After An Ignorant Remark About Hollywood’s Treatment Of Race, Chris Pratt Was Very Quick To Make A Heartfelt Apology

He didn’t mince words

Following a recent interview, Hollywood megastar Chris Pratt exhibited both public relations savvy and genuine decency (yes, they can coexist), when he realized his words weren’t just insensitive—they were objectively untrue.

Sitting with Men’s Fitness, Pratt discussed his interest, or lack thereof, in the films Hollywood churns out for audiences. His comments went from an innocuous statement about how he relates to contemporary fare to more sweeping comments about Hollywood overlooking “average” Americans. There was no explicit mention of race in his words, but many have been exposed to enough euphemisms to shudder when they hear someone—no less a movie star—say “average, blue-collar American.”

"I don't see personal stories that necessarily resonate with me, because they're not my stories," he said.

That statement took on a startlingly different tone as he elaborated, "I think there's room for me to tell mine, and probably an audience that would be hungry for them. The voice of the average, blue-collar American isn't necessarily represented in Hollywood."

He finalized his thoughts with a political message that suggested he wasn’t speaking about race, but about politics. "You're either the red state or the blue state, the left or the right. Not everything is politics. And maybe that's something I'd want to help bridge, because I don't feel represented by either side."

It’s easy to bristle at both the fact that he feels middle-class Americans are underrepresented in Hollywood (and the racial subtext one may draw from that), but also the fact that he considers himself to be a middle-class guy.

Everyone loves Chris Pratt, and he’s got a wholesome modesty that is endearing, but having him champion the depiction of “people like him” in Hollywood comes across as tone-deaf.

And you know who agrees with that assessment? Chris Pratt.

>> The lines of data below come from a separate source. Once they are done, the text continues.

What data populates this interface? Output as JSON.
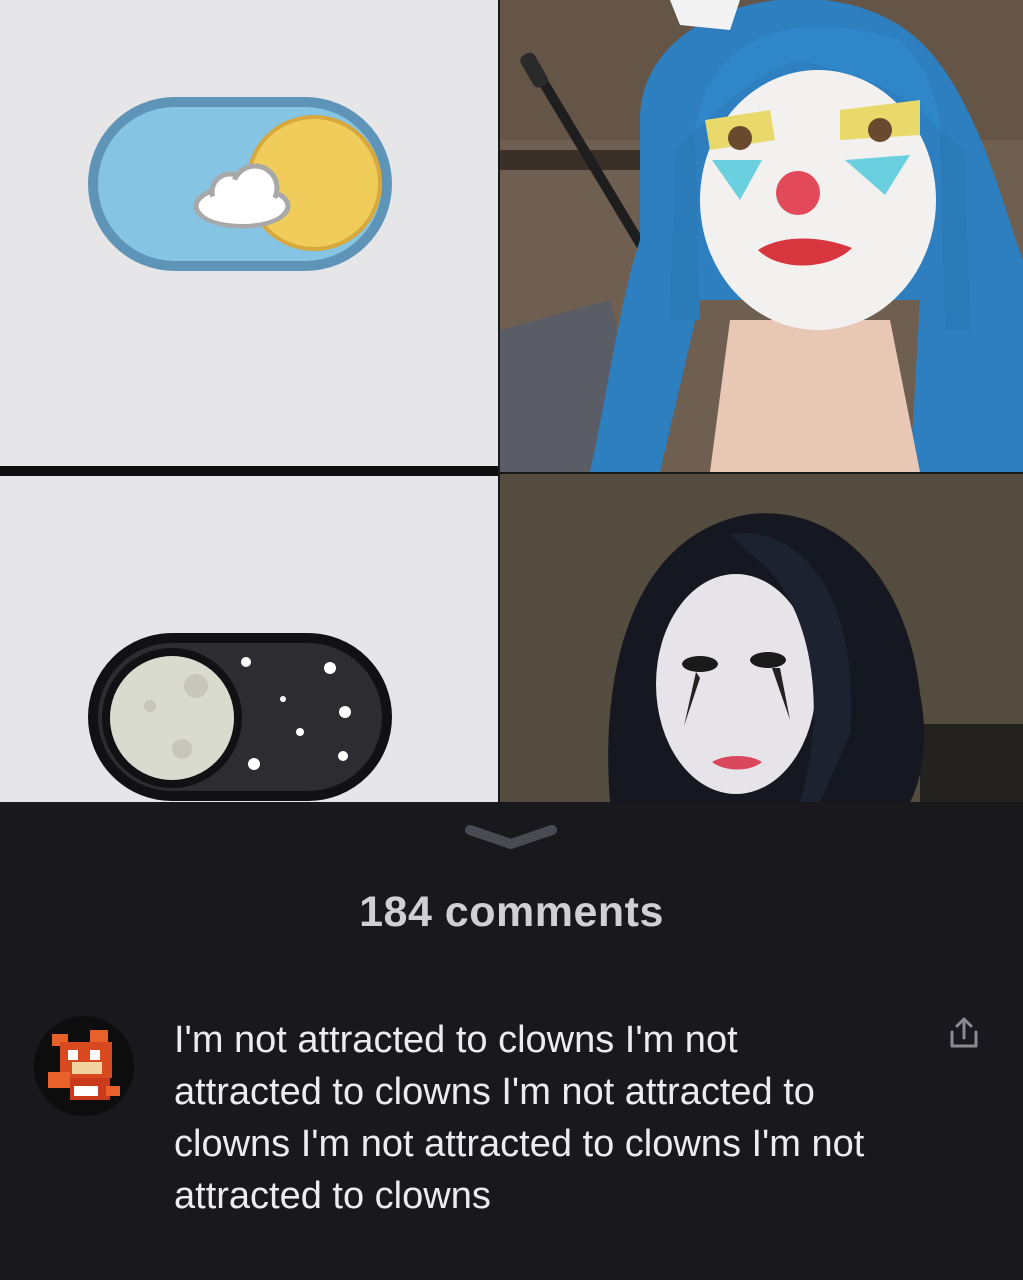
{
  "panels": [
    {
      "name": "light-mode-toggle",
      "description_icon": "sun-cloud-toggle-icon",
      "state": "on-light"
    },
    {
      "name": "clown-photo",
      "icon": "photo"
    },
    {
      "name": "dark-mode-toggle",
      "description_icon": "moon-stars-toggle-icon",
      "state": "on-dark"
    },
    {
      "name": "mime-photo",
      "icon": "photo"
    }
  ],
  "comments": {
    "count_label": "184 comments",
    "expand_icon": "chevron-down-icon",
    "items": [
      {
        "avatar_icon": "pixel-art-avatar-icon",
        "text": "I'm not attracted to clowns I'm not attracted to clowns I'm not attracted to clowns I'm not attracted to clowns I'm not attracted to clowns",
        "share_icon": "share-icon"
      }
    ]
  },
  "colors": {
    "background": "#19181d",
    "panel_light": "#e6e6e8",
    "toggle_sky": "#86c4e3",
    "toggle_sky_border": "#5e94b8",
    "sun": "#f0cc5a",
    "toggle_night": "#2d2d31",
    "moon": "#dadbcf",
    "text": "#ececf0",
    "count_text": "#cfcfd4"
  }
}
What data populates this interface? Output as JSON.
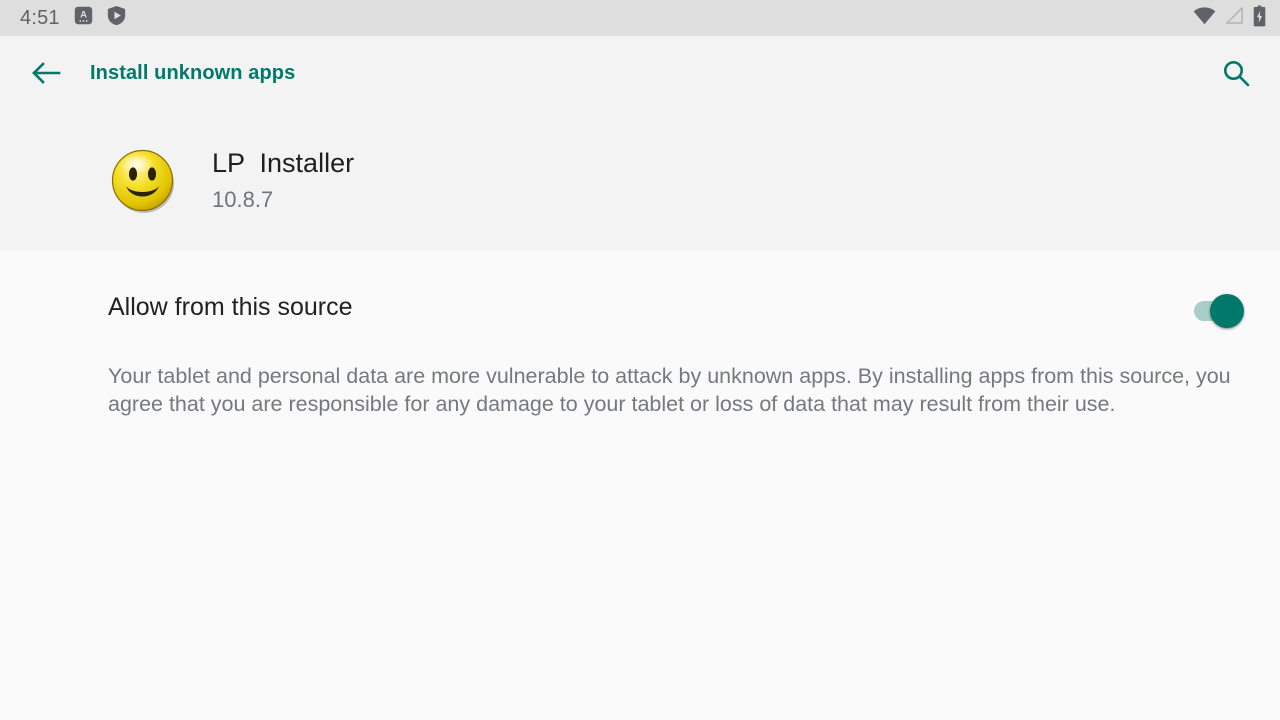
{
  "status_bar": {
    "clock": "4:51",
    "left_icons": [
      {
        "name": "translate-icon",
        "glyph": "A"
      },
      {
        "name": "play-protect-shield-icon",
        "glyph": "shield-play"
      }
    ],
    "right_icons": [
      {
        "name": "wifi-icon",
        "state": "full"
      },
      {
        "name": "mobile-signal-icon",
        "state": "no-service"
      },
      {
        "name": "battery-charging-icon",
        "state": "charging"
      }
    ],
    "background_color": "#dedede",
    "foreground_color": "#5f6368"
  },
  "app_bar": {
    "back_label": "back-arrow",
    "title": "Install unknown apps",
    "search_label": "search",
    "accent_color": "#00796b",
    "background_color": "#f3f3f3"
  },
  "app_header": {
    "icon_name": "smiley-face-app-icon",
    "app_name": "LP  Installer",
    "version": "10.8.7",
    "background_color": "#f3f3f3"
  },
  "settings": {
    "allow_source": {
      "label": "Allow from this source",
      "enabled": true,
      "track_color": "#a9cdc8",
      "thumb_color": "#00796b"
    },
    "description": "Your tablet and personal data are more vulnerable to attack by unknown apps. By installing apps from this source, you agree that you are responsible for any damage to your tablet or loss of data that may result from their use."
  }
}
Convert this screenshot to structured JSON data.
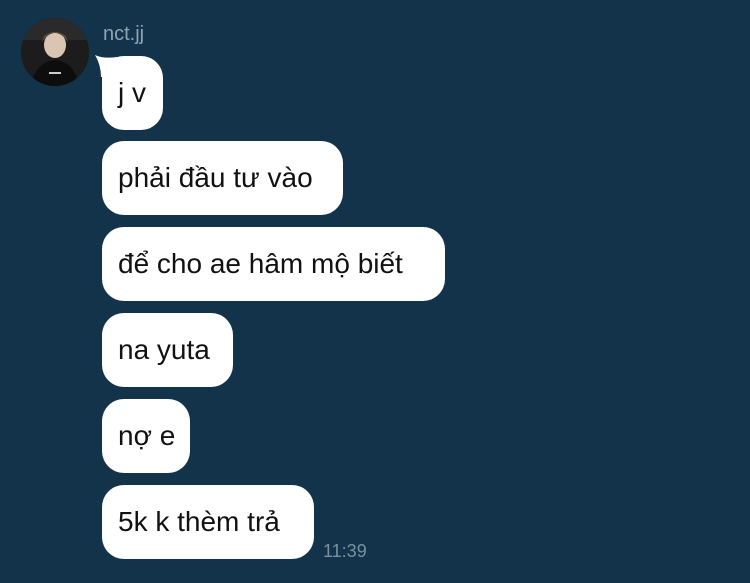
{
  "chat": {
    "sender_name": "nct.jj",
    "avatar_icon": "profile-photo-icon",
    "messages": [
      {
        "text": "j v"
      },
      {
        "text": "phải đầu tư vào"
      },
      {
        "text": "để cho ae hâm mộ biết"
      },
      {
        "text": "na yuta"
      },
      {
        "text": "nợ e"
      },
      {
        "text": "5k k thèm trả"
      }
    ],
    "timestamp": "11:39"
  },
  "colors": {
    "background": "#12334a",
    "bubble": "#ffffff",
    "text": "#111111",
    "meta_text": "#8ea3b3"
  }
}
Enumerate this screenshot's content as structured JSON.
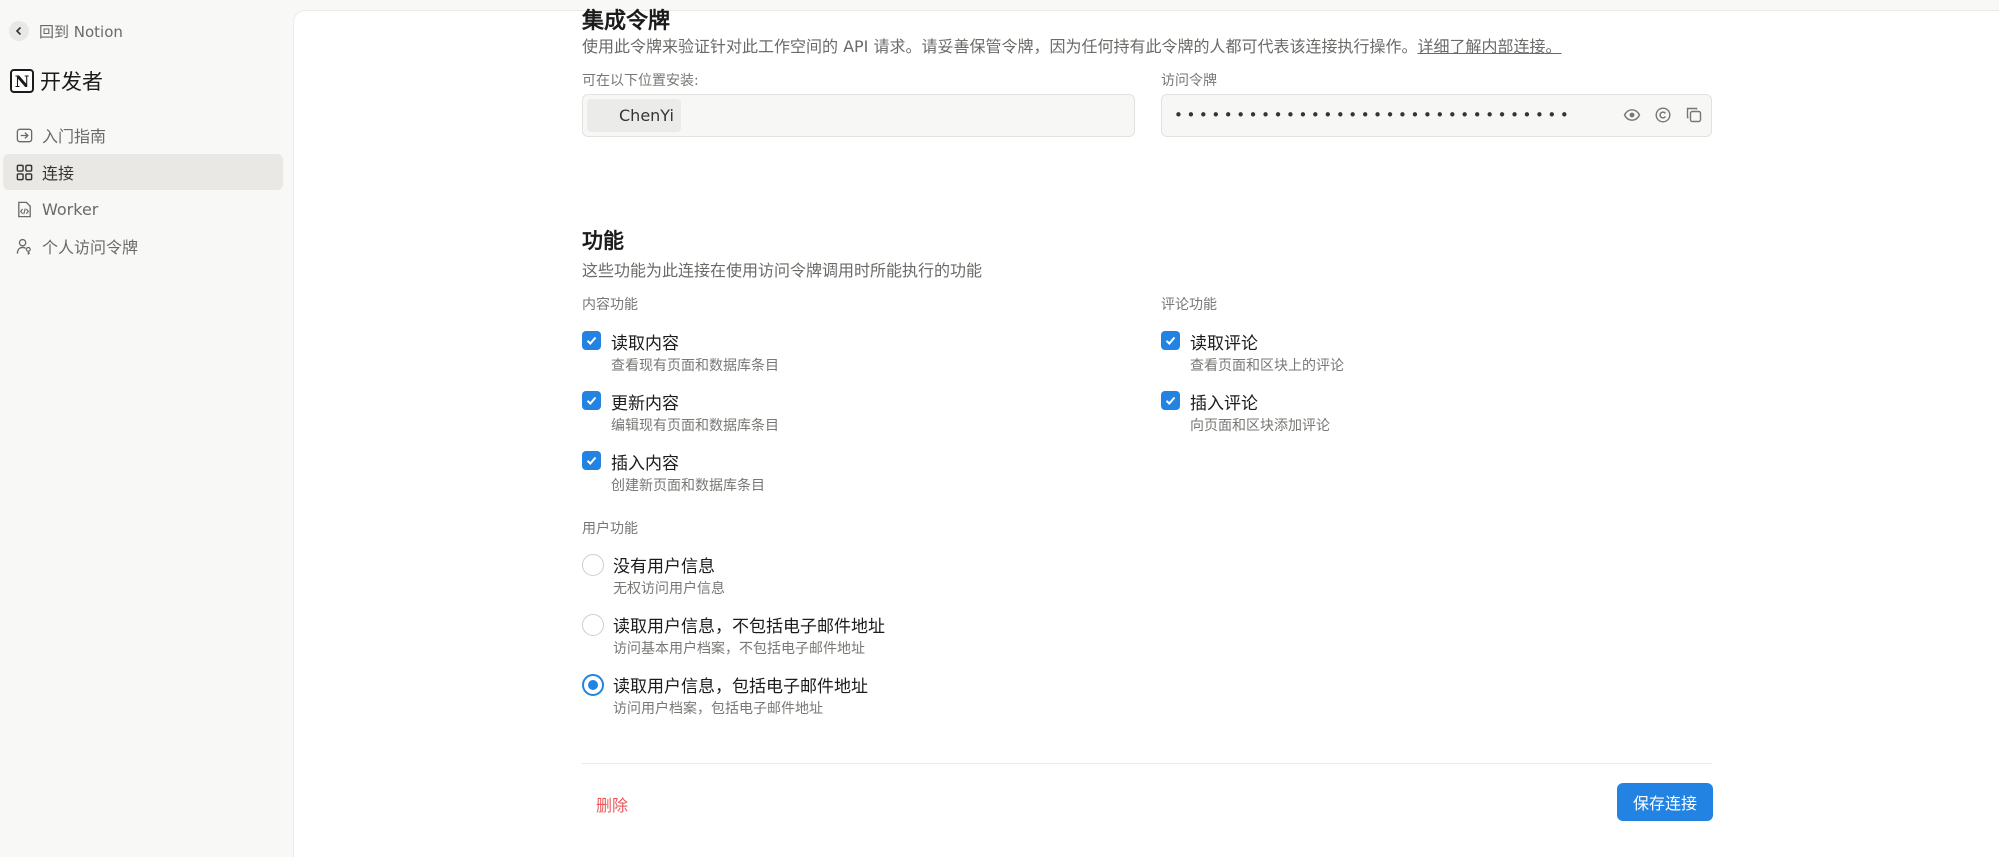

The actor was very quick to own his comments and make clear that what he said just isn’t true. He didn’t qualify his statement, work around the issue, or create some sort of straw man. All he did was send out a tweet in response to Marie Claire, which questioned his statement:

The fact that he released this statement as soon as he realized his mistake (not when the public took him to task for it) suggests it was genuine, and not some crisis-management technique. In fact, this may not have even been a story prior to Chris Pratt bringing his dumb comment to light.

May this serve not only as a way to diffuse the effects of misspoken words, but also as a way to do it with integrity.

via Michael Belanger / Flickr

The head of the 1,100-member Federal Judges Association on Monday called an emergency meeting amid concerns over President Donald Trump and Attorney General William Barr's use of the power of the Justice Department for political purposes, such as protecting a long-time friend and confidant of the president.

Keep Reading
via United for Respect / Twitter

Walmart workers issued a "wake up call" to Alice Walton, an heir to the retailer's $500 billion fortune, in New York on Tuesday by marching to Walton's penthouse and demanding her company pay its 1.5 million workers a living wage and give them reliable, stable work schedules.

The protest was partially a response to the company's so-called "Great Workplace" restructuring initiative which Walmart began testing last year and plans to roll out in at least 1,100 of its 5,300 U.S. stores by the end of 2020.

Keep Reading
via Rdd dit / YouTube

Two people had the nerve to laugh and smirk at a DUI murder sentencing in Judge Qiana Lillard's courtroom and she took swift action.

Lillard heard giggles coming from the family of Amanda Kosal, 25, who admitted to being drunk when she slammed into an SUV, killing Jerome Zirker, 31, and severely injuring his fiance, Brittany Johnson, 31.

Keep Reading